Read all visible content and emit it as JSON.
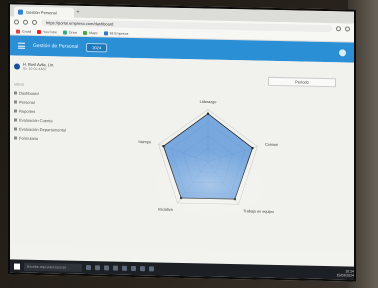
{
  "browser": {
    "tab_title": "Gestión Personal",
    "url": "https://portal.empresa.com/dashboard",
    "bookmarks": [
      "Gmail",
      "YouTube",
      "Drive",
      "Maps",
      "Mi Empresa"
    ]
  },
  "appbar": {
    "title": "Gestión de Personal",
    "period_button": "2024"
  },
  "user": {
    "name": "H. Bost Avila, Lin.",
    "id": "ID: 10-01-4482"
  },
  "sidebar": {
    "section": "MENÚ",
    "items": [
      "Dashboard",
      "Personal",
      "Reportes",
      "Evaluación Cuenta",
      "Evaluación Departamental",
      "Formulario"
    ]
  },
  "period_selector": {
    "label": "Periodo"
  },
  "chart_data": {
    "type": "radar",
    "axes": [
      "Liderazgo",
      "Comunicación",
      "Trabajo en equipo",
      "Iniciativa",
      "Gestión del tiempo"
    ],
    "max": 100,
    "series": [
      {
        "values": [
          92,
          90,
          88,
          88,
          90
        ],
        "color": "#4f8fd8"
      }
    ],
    "grid_levels": 4
  },
  "taskbar": {
    "search_placeholder": "Escribe aquí para buscar",
    "time": "10:24",
    "date": "15/03/2024"
  },
  "colors": {
    "accent": "#2b8fd6",
    "series": "#4f8fd8"
  }
}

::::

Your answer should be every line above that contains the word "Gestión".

    "tab_title": "Gestión Personal",
    "title": "Gestión de Personal",
      "Gestión del tiempo"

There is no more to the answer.